In the 70 years since 1947, India has marched many miles on road to political and economic freedom. But the situation now demand a giant economic leap. When President Mukherjee would gift the GST to India at midnight, it would mark the start of one such leap. In the last few months, scores of experts have analysed how GST would be a “watershed” moment, a “game-changing” move for India. Here we take a look at 10 good points about GST experts have highlighted:
1. GST is replacing a plethora of indirect taxes which contribute to bulk of revenues of the states and just about half of the tax kitty (around Rs 16 lakh crore) collected by the Centre at present.
2. Direct taxes like income tax concern only a small fraction of the population, the indirect taxes affect every Indian as they are charged on consumption, affecting both the rich and the poor. By ending multi-layered indirect tax regime, GST is expected to benefit all sections of Indian society.
3. Under present system, taxes like excise and Central sales tax are levied on manufacturing at the factory gate or on inter-state movement of goods. Under GST, goods would be taxed at the destination. This would result in gains for the consuming state and loss for the manufacturing state. This was one of the reasons why large manufacturiing states like Tamil Nadu had opposed the GST but large consuming states like Bihar, West Bengal and Odisha favoured the the GST law. This also explains why the GST law provides for compensating the losses made by states for the initial few years.

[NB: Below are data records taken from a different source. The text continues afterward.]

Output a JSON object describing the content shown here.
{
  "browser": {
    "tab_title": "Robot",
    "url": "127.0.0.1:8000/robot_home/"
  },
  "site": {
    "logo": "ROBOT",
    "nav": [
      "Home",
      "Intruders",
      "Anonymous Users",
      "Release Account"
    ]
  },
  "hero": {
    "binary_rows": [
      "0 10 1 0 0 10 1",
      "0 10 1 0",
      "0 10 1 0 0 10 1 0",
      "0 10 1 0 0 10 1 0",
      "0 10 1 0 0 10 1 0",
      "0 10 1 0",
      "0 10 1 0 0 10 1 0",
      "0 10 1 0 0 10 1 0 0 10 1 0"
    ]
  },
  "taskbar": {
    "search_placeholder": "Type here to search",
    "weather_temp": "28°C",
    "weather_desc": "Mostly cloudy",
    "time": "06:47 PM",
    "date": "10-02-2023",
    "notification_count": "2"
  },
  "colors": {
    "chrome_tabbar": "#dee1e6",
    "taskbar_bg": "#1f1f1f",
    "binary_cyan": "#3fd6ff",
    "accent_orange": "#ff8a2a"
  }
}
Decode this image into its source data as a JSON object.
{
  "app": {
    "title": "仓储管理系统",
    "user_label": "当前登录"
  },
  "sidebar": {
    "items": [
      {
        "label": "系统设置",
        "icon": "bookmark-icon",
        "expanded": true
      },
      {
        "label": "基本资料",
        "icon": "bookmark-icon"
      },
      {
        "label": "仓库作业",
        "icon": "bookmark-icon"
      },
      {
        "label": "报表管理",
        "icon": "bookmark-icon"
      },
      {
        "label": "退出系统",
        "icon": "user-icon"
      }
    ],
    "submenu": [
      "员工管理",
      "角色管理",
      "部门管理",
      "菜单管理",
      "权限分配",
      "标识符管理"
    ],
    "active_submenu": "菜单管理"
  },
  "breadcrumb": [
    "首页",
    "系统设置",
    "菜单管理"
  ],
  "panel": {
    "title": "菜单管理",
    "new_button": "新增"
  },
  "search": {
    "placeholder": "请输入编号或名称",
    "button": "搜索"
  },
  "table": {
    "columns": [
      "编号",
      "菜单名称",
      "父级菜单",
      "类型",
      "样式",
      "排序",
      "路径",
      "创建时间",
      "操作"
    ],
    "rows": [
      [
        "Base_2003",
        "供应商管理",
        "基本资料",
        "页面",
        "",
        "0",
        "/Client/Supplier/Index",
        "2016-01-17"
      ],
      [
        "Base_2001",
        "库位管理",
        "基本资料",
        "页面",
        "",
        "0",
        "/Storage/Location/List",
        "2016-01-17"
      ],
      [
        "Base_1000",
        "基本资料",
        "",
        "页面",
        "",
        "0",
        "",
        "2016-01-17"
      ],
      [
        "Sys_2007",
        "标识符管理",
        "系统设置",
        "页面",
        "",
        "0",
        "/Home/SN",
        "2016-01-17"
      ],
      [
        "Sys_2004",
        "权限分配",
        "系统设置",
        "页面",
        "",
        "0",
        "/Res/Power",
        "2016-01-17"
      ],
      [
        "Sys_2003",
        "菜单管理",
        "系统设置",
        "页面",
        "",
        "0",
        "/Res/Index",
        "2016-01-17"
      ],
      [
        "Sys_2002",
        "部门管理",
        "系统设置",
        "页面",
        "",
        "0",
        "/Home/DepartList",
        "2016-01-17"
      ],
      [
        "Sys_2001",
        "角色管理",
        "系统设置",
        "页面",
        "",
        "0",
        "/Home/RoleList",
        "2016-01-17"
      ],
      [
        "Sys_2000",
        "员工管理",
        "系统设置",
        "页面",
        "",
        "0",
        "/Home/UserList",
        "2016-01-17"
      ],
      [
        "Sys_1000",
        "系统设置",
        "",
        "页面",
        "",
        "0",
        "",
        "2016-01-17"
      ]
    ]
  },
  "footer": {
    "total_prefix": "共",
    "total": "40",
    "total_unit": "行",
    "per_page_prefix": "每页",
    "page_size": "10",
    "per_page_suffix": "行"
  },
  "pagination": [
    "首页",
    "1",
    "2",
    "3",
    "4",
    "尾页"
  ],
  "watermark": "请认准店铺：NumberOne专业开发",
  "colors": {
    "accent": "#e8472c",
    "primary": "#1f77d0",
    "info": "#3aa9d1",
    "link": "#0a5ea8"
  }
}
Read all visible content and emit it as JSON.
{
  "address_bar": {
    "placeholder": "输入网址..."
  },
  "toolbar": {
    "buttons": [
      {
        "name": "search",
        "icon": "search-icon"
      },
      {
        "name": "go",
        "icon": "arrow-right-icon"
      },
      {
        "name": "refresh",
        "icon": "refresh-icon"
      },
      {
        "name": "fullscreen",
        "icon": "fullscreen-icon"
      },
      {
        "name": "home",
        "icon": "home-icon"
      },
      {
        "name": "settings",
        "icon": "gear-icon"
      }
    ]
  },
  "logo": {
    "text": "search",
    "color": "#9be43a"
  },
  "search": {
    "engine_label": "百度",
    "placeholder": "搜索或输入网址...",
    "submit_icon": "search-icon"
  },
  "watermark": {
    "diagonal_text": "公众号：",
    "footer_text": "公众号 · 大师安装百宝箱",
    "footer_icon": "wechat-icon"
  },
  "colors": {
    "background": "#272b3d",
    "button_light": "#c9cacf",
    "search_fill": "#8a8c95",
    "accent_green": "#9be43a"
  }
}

4. GST is expected to affect prices of services which now attract an average service tax of around 14 per cent only at the Central level. But the same time, the prices of several other goods are expected to decrease (see the infographic). Experts believe that GST would serve as an anti-dote to inflation and be friendly to all stakeholders — people, industry and traders.
5. In the long run, GST would mainstream a lot of unorganised sector of India’s economy. At present, it is hard to understand the effect of various central policies on the unorganised sectors. The recent example being the effect of demonetisation decision on the unorganised sector. We have estimates, not concrete data.
6. GST is expected to boost India’s tax collection and even push the country’s Gross Domestic Product by 1-2%.
7. Even as GST seeks to benefit everyone, its biggest impact will be felt by businesses, especially those engaged in buying or selling of goods from or into other states.
8. GST will help producers sell more goods, who sometimes find it difficult to sell their products to distributors or wholesalers in other states because of a difference in tax rates and cumbersome movement of goods.
— Ravi Shankar Prasad (@rsprasad) June 30, 2017
9. GST aims to build a complete chain of tax payments at each stage of sale, due to its value-added taxation nature. This will lead to a huge reduction in tax evasion.
10. Under GST regime, all transactions and processes required to be done only through electronic mode. This will help in minimising the physical interaction of taxpayers with tax officials. This will also help reduce tax-related corruption. The GST law provides transitional provisions for ensuring smooth transition of existing taxpayers to GST regime, credit for available stocks, etc. Some other provisions include a system of GST Compliance Rating. Anti-profiteering provisions for protection of consumer rights have also been included in the Acts.